A lot of my work revolves around various problems encountered when one tries to automate the production of hardware from a description of the behaviour the hardware is supposed to exhibit when in use. This problem has a long history, most recently going by the name “High Level Synthesis”. A natural question, but one that is oddly rarely asked in computer-aided design, is “what kind of description?”

Of course not only hardware designers need to specify behaviour. The most common kind of formal description is that of a programming language, so it seems natural to ask what the active community of programming language specialists have to say. I am  fortunate enough to be an investigator on a multidisciplinary EPSRC project with my friend and colleague Dan Ghica, specifically aimed at bringing together these two communities, and I thought it was time to undertake sufficient reading to help me bridge some gaps in terminology between our fields.

With this is mind, I recently read Bob Harper‘s Practical Foundations for Programming Languages. For an outsider to the field, this seems to be a fairly encyclopaedic book describing a broad range of theory in a fairly accessible way, although it did become less readily accessible to me as the book progressed. My colleague Andy Pitts is quoted on the back cover as saying that this book “reveals the theory of programming languages as a coherent scientific subject,” so with no further recommendation required, I jumped in!

I like the structure of this book because as a non-specialist I find this material heavy going: Harper has split a 500 page book into fully 50 chapters, which suits me very well. Each chapter has an introduction and a “notes” section and – for the parts in which I’m not very interested – I can read these bits to still get the gist of the material. Moreover, there is a common structure to these chapters, where each feature is typically first described in terms of its statics and then its dynamics. The 50 chapters are divided into 15 “parts”, to provide further structure to the material.

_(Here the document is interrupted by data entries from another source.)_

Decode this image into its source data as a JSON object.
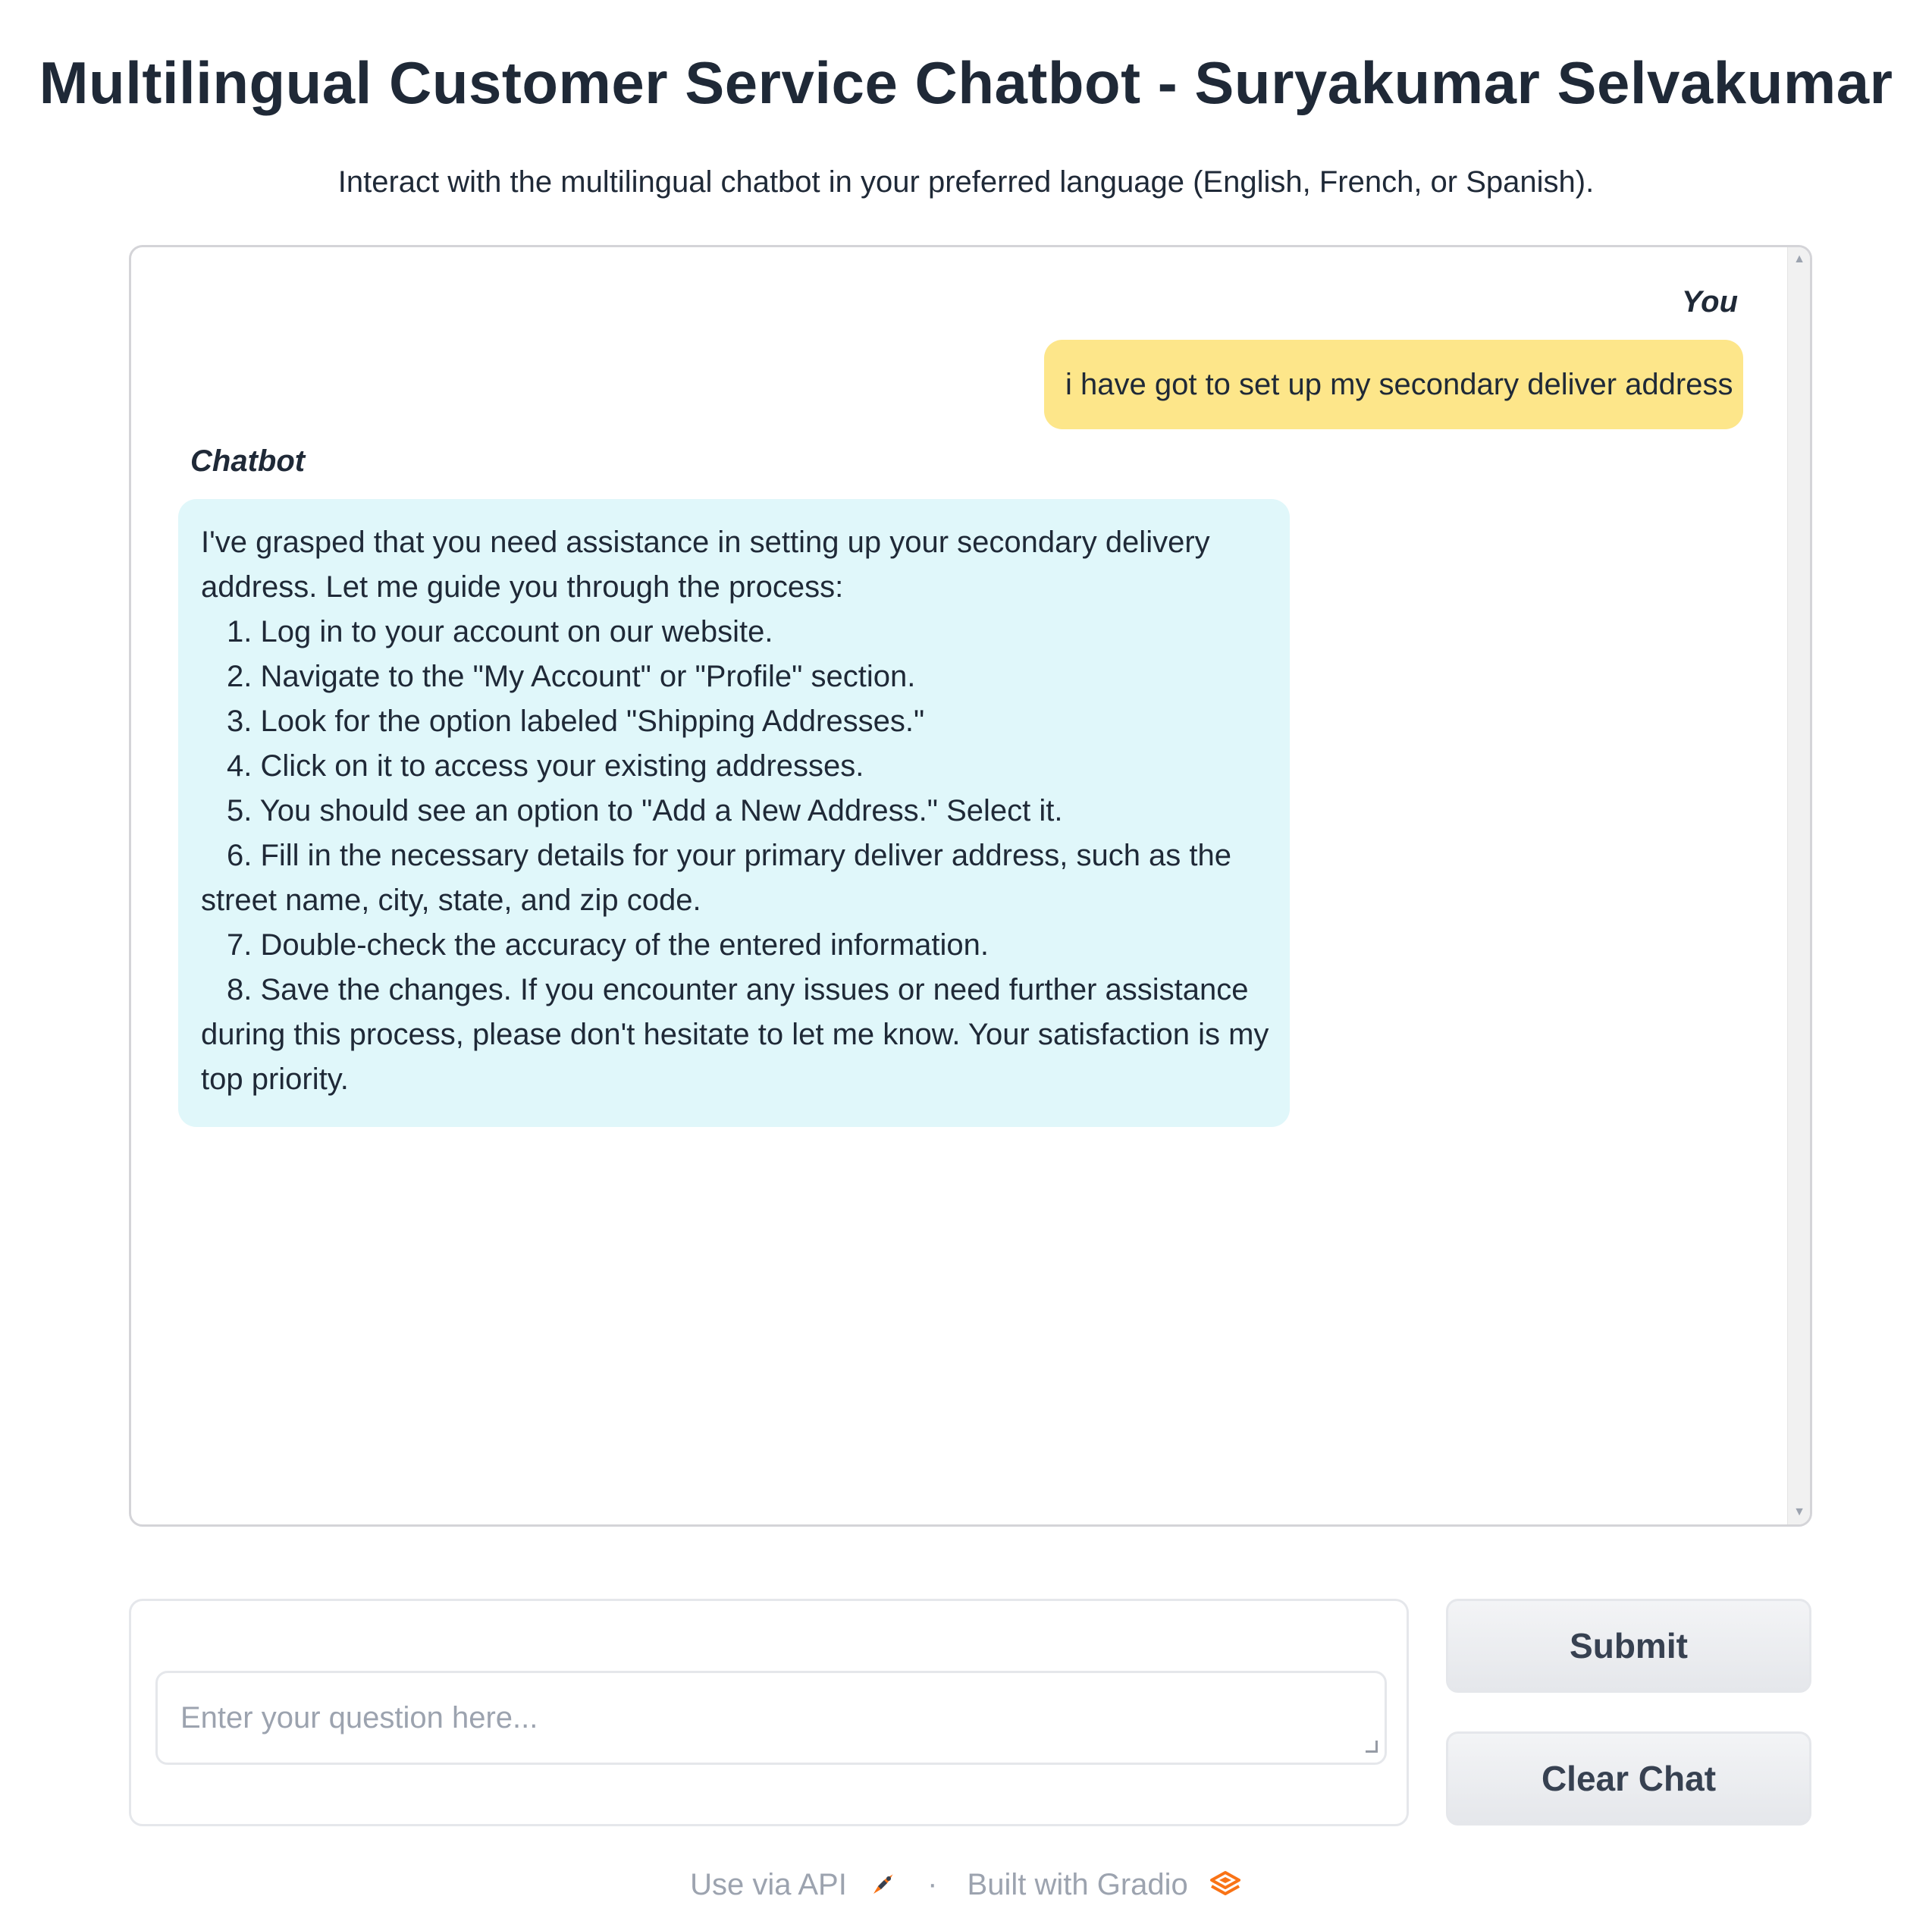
{
  "header": {
    "title": "Multilingual Customer Service Chatbot - Suryakumar Selvakumar",
    "subtitle": "Interact with the multilingual chatbot in your preferred language (English, French, or Spanish)."
  },
  "chat": {
    "user_label": "You",
    "bot_label": "Chatbot",
    "user_message": "i have got to set up my secondary deliver address",
    "bot_lines": [
      "I've grasped that you need assistance in setting up your secondary delivery",
      "address. Let me guide you through the process:"
    ],
    "bot_steps": [
      "1. Log in to your account on our website.",
      "2. Navigate to the \"My Account\" or \"Profile\" section.",
      "3. Look for the option labeled \"Shipping Addresses.\"",
      "4. Click on it to access your existing addresses.",
      "5. You should see an option to \"Add a New Address.\" Select it.",
      "6. Fill in the necessary details for your primary deliver address, such as the"
    ],
    "bot_wrap_1": "street name, city, state, and zip code.",
    "bot_steps_2": [
      "7. Double-check the accuracy of the entered information.",
      "8. Save the changes. If you encounter any issues or need further assistance"
    ],
    "bot_wrap_2": [
      "during this process, please don't hesitate to let me know. Your satisfaction is my",
      "top priority."
    ]
  },
  "input": {
    "placeholder": "Enter your question here...",
    "value": ""
  },
  "buttons": {
    "submit": "Submit",
    "clear": "Clear Chat"
  },
  "footer": {
    "api_link": "Use via API",
    "separator": "·",
    "built_with": "Built with Gradio"
  },
  "colors": {
    "user_bubble": "#fde68a",
    "bot_bubble": "#e0f7fa",
    "gradio_orange": "#f97316"
  }
}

The early parts of the book are interesting, but not of immediate practical relevance to me as someone who wants to find a use for these ideas rather than study them in their own right. It is nice, however, to see many of the practical concepts I use in the rare occasions I get to write my own code, shown in their theoretical depth – function types, product types, sum types, polymorphism, classes and methods, etc. Part V, “Infinite Data Types” is of greater interest to me just because anything infinite seems to be of interest to me (and, more seriously, because one of the most significant issues I deal with in my work is mapping of algorithms conceptually defined over infinite structures into finite implementations).

Where things really get interesting for me is in Part XI, “Types as Propositions”. (I also love Harper’s distinction between constructive and classical logic as “logic as if people matter” versus “the logic of the mind of God”, and I wonder whether anyone has explored the connections between the constructive / classical logic dichotomy and the philosophical idealist / materialist one?) This left me wanting more, though, and in particular I am determined to get around to reading more about Martin-Löf type theory, which is not covered in this text.

Part XIV, Laziness, is also interesting for someone who has only played with laziness in the context of streams (in both Haskell and Scala, which take quite different philosophical approaches). Harper argues strongly in favour of allowing the programmer to make evaluation choices (lazy / strict, etc.).

Part XV, Parallelism, starts with the construction of a cost dynamics, which is fairly straight forward. The second chapter in this part looks at a concept called futures and their use in pipelining; while pipelining is my bread and butter in hardware design, the idea of a future was new to me. Part XVI, Concurrency, is also relevant to hardware design, of course. Chapter 43 makes an unexpected (for me!) link between the type system of a distributed concurrent language with modal logics, another area in which I am personally interested for epistemological reasons, but know little.

After discussing modularity, the book finishes off with a discussion of notions of equivalence.

I found this to be an enlightening read, and would recommend it to others with an interest in programming languages, an appetite for theoretical concerns, but a lack of exposure to the topics explored in programming language research.